* Problem details
No pictures belong in the copy, but every line of the material below must be reproduced exactly.

* Data supplied
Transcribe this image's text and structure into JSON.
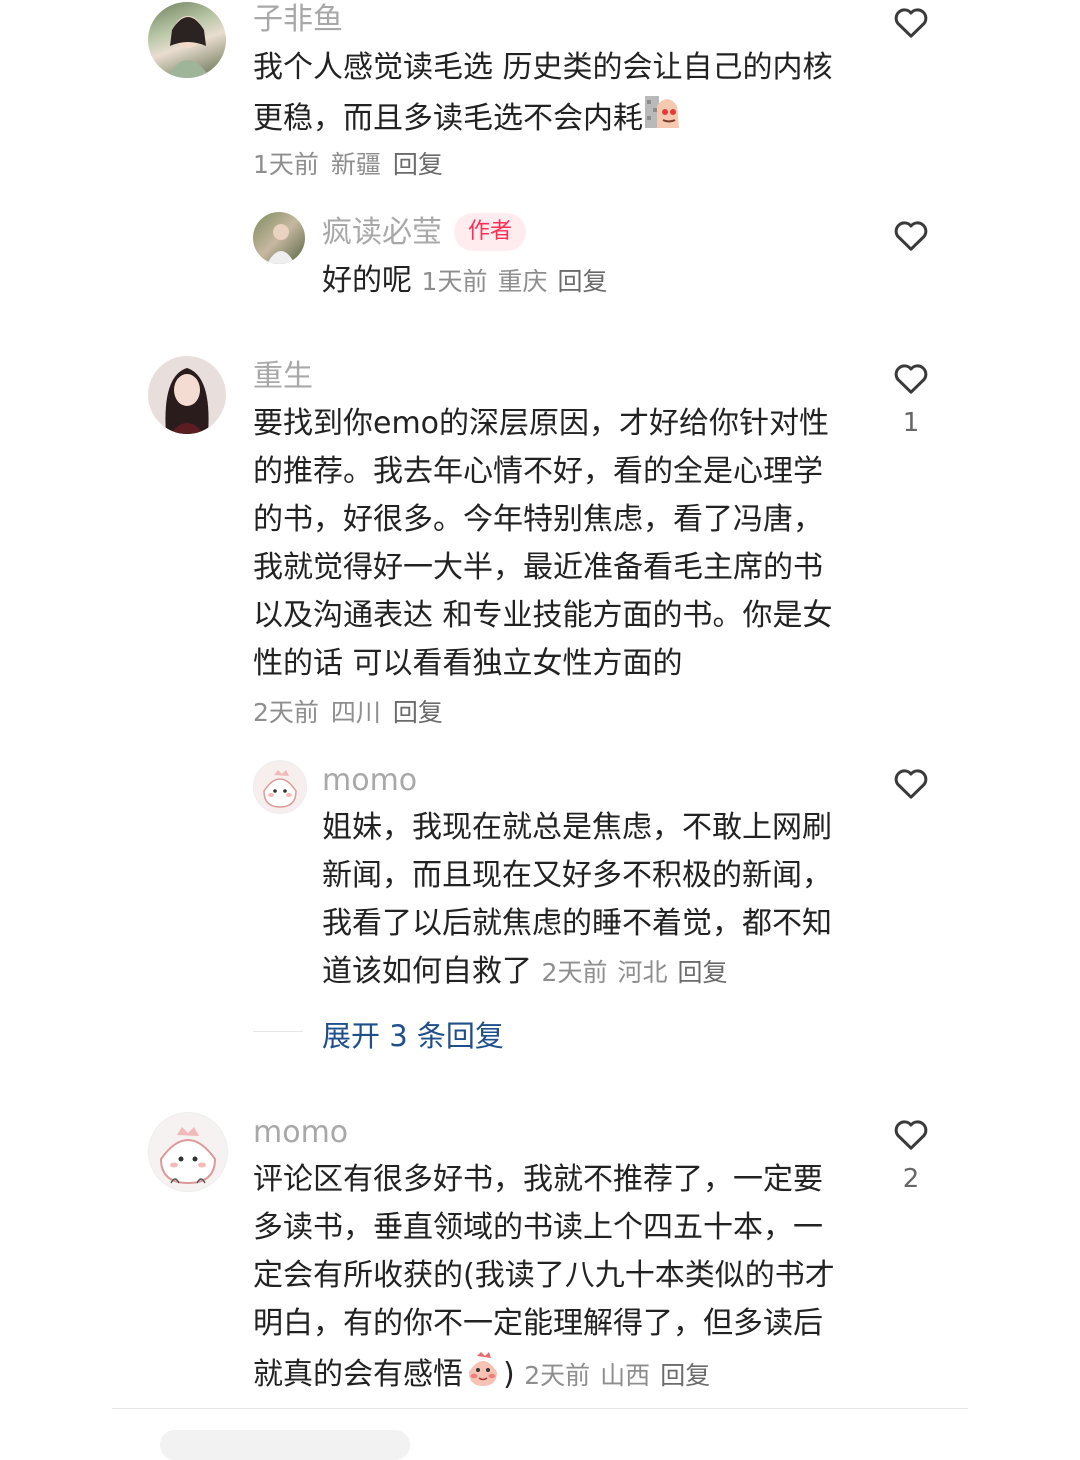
{
  "comments": [
    {
      "username": "子非鱼",
      "text_line1": "我个人感觉读毛选 历史类的会让自己的内核",
      "text_line2": "更稳，而且多读毛选不会内耗",
      "time": "1天前",
      "location": "新疆",
      "reply_label": "回复",
      "reply": {
        "username": "疯读必莹",
        "badge": "作者",
        "text": "好的呢",
        "time": "1天前",
        "location": "重庆",
        "reply_label": "回复"
      }
    },
    {
      "username": "重生",
      "lines": [
        "要找到你emo的深层原因，才好给你针对性",
        "的推荐。我去年心情不好，看的全是心理学",
        "的书，好很多。今年特别焦虑，看了冯唐，",
        "我就觉得好一大半，最近准备看毛主席的书",
        "以及沟通表达 和专业技能方面的书。你是女",
        "性的话 可以看看独立女性方面的"
      ],
      "like_count": "1",
      "time": "2天前",
      "location": "四川",
      "reply_label": "回复",
      "reply": {
        "username": "momo",
        "lines": [
          "姐妹，我现在就总是焦虑，不敢上网刷",
          "新闻，而且现在又好多不积极的新闻，",
          "我看了以后就焦虑的睡不着觉，都不知",
          "道该如何自救了"
        ],
        "time": "2天前",
        "location": "河北",
        "reply_label": "回复"
      },
      "expand_label": "展开 3 条回复"
    },
    {
      "username": "momo",
      "lines": [
        "评论区有很多好书，我就不推荐了，一定要",
        "多读书，垂直领域的书读上个四五十本，一",
        "定会有所收获的(我读了八九十本类似的书才",
        "明白，有的你不一定能理解得了，但多读后",
        "就真的会有感悟"
      ],
      "line5_suffix": ")",
      "like_count": "2",
      "time": "2天前",
      "location": "山西",
      "reply_label": "回复"
    }
  ],
  "icons": {
    "like": "heart-outline-icon",
    "emoji_wall": "peeking-face-emoji",
    "emoji_blush": "blushing-face-emoji"
  },
  "colors": {
    "author_badge_bg": "#ffecef",
    "author_badge_text": "#ff2f54",
    "expand_link": "#1f4f8a"
  }
}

* Response
Transcribe this image's text and structure into JSON.
{
  "comments": [
    {
      "username": "子非鱼",
      "text_line1": "我个人感觉读毛选 历史类的会让自己的内核",
      "text_line2": "更稳，而且多读毛选不会内耗",
      "time": "1天前",
      "location": "新疆",
      "reply_label": "回复",
      "reply": {
        "username": "疯读必莹",
        "badge": "作者",
        "text": "好的呢",
        "time": "1天前",
        "location": "重庆",
        "reply_label": "回复"
      }
    },
    {
      "username": "重生",
      "lines": [
        "要找到你emo的深层原因，才好给你针对性",
        "的推荐。我去年心情不好，看的全是心理学",
        "的书，好很多。今年特别焦虑，看了冯唐，",
        "我就觉得好一大半，最近准备看毛主席的书",
        "以及沟通表达 和专业技能方面的书。你是女",
        "性的话 可以看看独立女性方面的"
      ],
      "like_count": "1",
      "time": "2天前",
      "location": "四川",
      "reply_label": "回复",
      "reply": {
        "username": "momo",
        "lines": [
          "姐妹，我现在就总是焦虑，不敢上网刷",
          "新闻，而且现在又好多不积极的新闻，",
          "我看了以后就焦虑的睡不着觉，都不知",
          "道该如何自救了"
        ],
        "time": "2天前",
        "location": "河北",
        "reply_label": "回复"
      },
      "expand_label": "展开 3 条回复"
    },
    {
      "username": "momo",
      "lines": [
        "评论区有很多好书，我就不推荐了，一定要",
        "多读书，垂直领域的书读上个四五十本，一",
        "定会有所收获的(我读了八九十本类似的书才",
        "明白，有的你不一定能理解得了，但多读后",
        "就真的会有感悟"
      ],
      "line5_suffix": ")",
      "like_count": "2",
      "time": "2天前",
      "location": "山西",
      "reply_label": "回复"
    }
  ],
  "icons": {
    "like": "heart-outline-icon",
    "emoji_wall": "peeking-face-emoji",
    "emoji_blush": "blushing-face-emoji"
  },
  "colors": {
    "author_badge_bg": "#ffecef",
    "author_badge_text": "#ff2f54",
    "expand_link": "#1f4f8a"
  }
}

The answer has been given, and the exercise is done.